addr2line [-a|--addresses] [-b bfdname|--target=bfdname] [-C|--demangle[=style]] [-r|--no-recurse-limit] [-R|--recurse-limit] [-e filename|--exe=filename] [-f|--functions] [-s|--basename] [-i|--inlines] [-p|--pretty-print] [-j|--section=name] [-H|--help] [-V|--version] [addr addr …]
addr2line translates addresses into file names and line numbers.
Given an address in an executable or an offset in a section of a relocatable
object, it uses the debugging information to figure out which file name and
line number are associated with it.
The executable or relocatable object to use is specified with the -e option. The default is the file a.out. The section in the relocatable object to use is specified with the -j option.
addr2line has two modes of operation.
In the first, hexadecimal addresses are specified on the command line,
addr2line displays the file name and line number for each
In the second,
addr2line reads hexadecimal addresses from
standard input, and prints the file name and line number for each
address on standard output. In this mode,
addr2line may be used
in a pipe to convert dynamically chosen addresses.
The format of the output is ‘FILENAME:LINENO’. By default each input address generates one line of output.
Two options can generate additional lines before each ‘FILENAME:LINENO’ line (in that order).
If the -a option is used then a line with the input address is displayed.
If the -f option is used, then a line with the ‘FUNCTIONNAME’ is displayed. This is the name of the function containing the address.
One option can generate additional lines after the ‘FILENAME:LINENO’ line.
If the -i option is used and the code at the given address is present there because of inlining by the compiler then additional lines are displayed afterwards. One or two extra lines (if the -f option is used) are displayed for each inlined function.
Alternatively if the -p option is used then each input address generates a single, long, output line containing the address, the function name, the file name and the line number.

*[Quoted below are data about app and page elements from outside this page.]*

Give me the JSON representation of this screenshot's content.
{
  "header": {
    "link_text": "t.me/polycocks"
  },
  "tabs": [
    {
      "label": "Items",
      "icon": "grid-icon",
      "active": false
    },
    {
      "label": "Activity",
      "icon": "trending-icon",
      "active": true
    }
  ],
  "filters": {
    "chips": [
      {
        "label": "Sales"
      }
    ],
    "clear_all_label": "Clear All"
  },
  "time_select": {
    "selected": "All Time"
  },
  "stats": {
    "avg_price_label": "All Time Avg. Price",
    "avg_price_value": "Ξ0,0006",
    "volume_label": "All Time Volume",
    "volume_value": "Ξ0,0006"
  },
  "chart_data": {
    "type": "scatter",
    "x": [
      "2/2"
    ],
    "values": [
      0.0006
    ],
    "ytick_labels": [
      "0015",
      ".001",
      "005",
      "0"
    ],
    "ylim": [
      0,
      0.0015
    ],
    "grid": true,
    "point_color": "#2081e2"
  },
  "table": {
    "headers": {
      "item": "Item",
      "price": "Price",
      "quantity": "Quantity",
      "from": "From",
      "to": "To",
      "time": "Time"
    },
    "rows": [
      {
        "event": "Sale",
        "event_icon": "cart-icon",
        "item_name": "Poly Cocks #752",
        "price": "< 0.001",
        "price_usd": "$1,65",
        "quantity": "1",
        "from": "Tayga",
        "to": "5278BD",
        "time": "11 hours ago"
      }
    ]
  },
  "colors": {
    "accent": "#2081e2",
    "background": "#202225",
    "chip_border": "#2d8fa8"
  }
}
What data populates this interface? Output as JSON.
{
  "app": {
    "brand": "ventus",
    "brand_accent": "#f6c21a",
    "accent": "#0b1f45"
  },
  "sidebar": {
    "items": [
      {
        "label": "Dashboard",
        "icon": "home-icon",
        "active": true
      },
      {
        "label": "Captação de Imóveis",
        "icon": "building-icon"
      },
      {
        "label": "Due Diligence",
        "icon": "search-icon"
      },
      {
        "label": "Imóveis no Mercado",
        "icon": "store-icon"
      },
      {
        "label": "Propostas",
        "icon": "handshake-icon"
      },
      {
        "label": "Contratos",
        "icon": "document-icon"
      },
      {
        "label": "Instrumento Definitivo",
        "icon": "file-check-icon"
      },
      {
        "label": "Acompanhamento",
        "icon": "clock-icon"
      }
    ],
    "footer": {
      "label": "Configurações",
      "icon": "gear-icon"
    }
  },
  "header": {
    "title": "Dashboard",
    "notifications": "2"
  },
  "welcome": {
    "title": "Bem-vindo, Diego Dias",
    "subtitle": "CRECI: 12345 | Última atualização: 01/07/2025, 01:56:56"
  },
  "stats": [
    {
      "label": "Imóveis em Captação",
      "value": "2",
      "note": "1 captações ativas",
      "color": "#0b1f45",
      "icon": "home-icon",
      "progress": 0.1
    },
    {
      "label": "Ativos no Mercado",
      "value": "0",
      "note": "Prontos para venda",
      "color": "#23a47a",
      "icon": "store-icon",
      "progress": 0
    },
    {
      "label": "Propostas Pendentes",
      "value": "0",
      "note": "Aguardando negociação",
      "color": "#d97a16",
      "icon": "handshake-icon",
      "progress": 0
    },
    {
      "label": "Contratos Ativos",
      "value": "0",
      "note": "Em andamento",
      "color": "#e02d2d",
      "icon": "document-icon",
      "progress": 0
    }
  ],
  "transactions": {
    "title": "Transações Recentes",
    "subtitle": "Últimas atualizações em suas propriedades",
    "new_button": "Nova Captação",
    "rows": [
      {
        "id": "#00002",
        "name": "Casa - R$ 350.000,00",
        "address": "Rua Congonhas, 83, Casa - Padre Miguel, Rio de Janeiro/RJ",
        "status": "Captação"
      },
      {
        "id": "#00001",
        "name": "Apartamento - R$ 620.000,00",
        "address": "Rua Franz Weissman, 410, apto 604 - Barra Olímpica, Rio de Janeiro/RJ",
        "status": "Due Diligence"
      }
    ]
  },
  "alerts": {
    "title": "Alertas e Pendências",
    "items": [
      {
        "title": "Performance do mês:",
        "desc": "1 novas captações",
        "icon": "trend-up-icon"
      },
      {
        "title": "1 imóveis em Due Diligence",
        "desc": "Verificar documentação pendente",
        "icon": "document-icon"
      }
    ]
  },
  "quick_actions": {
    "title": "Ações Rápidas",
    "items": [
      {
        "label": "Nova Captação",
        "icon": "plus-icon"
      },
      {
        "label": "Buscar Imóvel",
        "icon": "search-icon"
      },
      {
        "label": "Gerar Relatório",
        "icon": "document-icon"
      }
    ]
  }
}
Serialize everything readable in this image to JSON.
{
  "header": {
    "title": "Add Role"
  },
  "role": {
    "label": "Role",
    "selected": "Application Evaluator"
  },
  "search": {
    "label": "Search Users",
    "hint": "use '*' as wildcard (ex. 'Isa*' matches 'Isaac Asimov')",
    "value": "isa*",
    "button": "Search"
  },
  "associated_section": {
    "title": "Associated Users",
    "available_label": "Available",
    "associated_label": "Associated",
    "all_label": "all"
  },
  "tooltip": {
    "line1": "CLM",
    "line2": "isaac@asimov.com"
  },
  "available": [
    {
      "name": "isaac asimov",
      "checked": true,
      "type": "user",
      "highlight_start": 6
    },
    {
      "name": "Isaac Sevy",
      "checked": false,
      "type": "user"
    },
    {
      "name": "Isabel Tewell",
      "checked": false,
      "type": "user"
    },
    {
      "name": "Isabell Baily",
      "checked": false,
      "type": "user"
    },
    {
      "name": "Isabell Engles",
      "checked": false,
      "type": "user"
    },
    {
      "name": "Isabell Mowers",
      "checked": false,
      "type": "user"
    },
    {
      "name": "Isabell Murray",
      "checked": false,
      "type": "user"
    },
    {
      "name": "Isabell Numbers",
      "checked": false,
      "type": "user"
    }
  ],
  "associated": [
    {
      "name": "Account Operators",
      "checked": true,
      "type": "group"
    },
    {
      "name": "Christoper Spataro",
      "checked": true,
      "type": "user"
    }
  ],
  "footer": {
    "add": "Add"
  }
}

If the -i option has also been used then any inlined functions will be displayed in the same manner, but on separate lines, and prefixed by the text ‘(inlined by)’.
If the file name or function name can not be determined,
addr2line will print two question marks in their place. If the
line number can not be determined,
addr2line will print 0.
The long and short forms of options, shown here as alternatives, are equivalent.
Display the address before the function name, file and line number information. The address is printed with a ‘0x’ prefix to easily identify it.
Specify that the object-code format for the object files is bfdname.
Decode (demangle) low-level symbol names into user-level names. Besides removing any initial underscore prepended by the system, this makes C++ function names readable. Different compilers have different mangling styles. The optional demangling style argument can be used to choose an appropriate demangling style for your compiler. See c++filt, for more information on demangling.
Specify the name of the executable for which addresses should be translated. The default file is a.out.
Display function names as well as file and line number information.
Display only the base of each file name.
If the address belongs to a function that was inlined, the source
information for all enclosing scopes back to the first non-inlined
function will also be printed. For example, if
callee1 which inlines
callee2, and address is from
callee2, the source information for
will also be printed.
Read offsets relative to the specified section instead of absolute addresses.
Make the output more human friendly: each location are printed on one line. If option -i is specified, lines for all enclosing scopes are prefixed with ‘(inlined by)’.
Enables or disables a limit on the amount of recursion performed whilst demangling strings. Since the name mangling formats allow for an inifinite level of recursion it is possible to create strings whose decoding will exhaust the amount of stack space available on the host machine, triggering a memory fault. The limit tries to prevent this from happening by restricting recursion to 2048 levels of nesting.
The default is for this limit to be enabled, but disabling it may be necessary in order to demangle truly complicated names. Note however that if the recursion limit is disabled then stack exhaustion is possible and any bug reports about such an event will be rejected.
The -r option is a synonym for the --no-recurse-limit option. The -R option is a synonym for the --recurse-limit option.
Note this option is only effective if the -C or --demangle option has been enabled.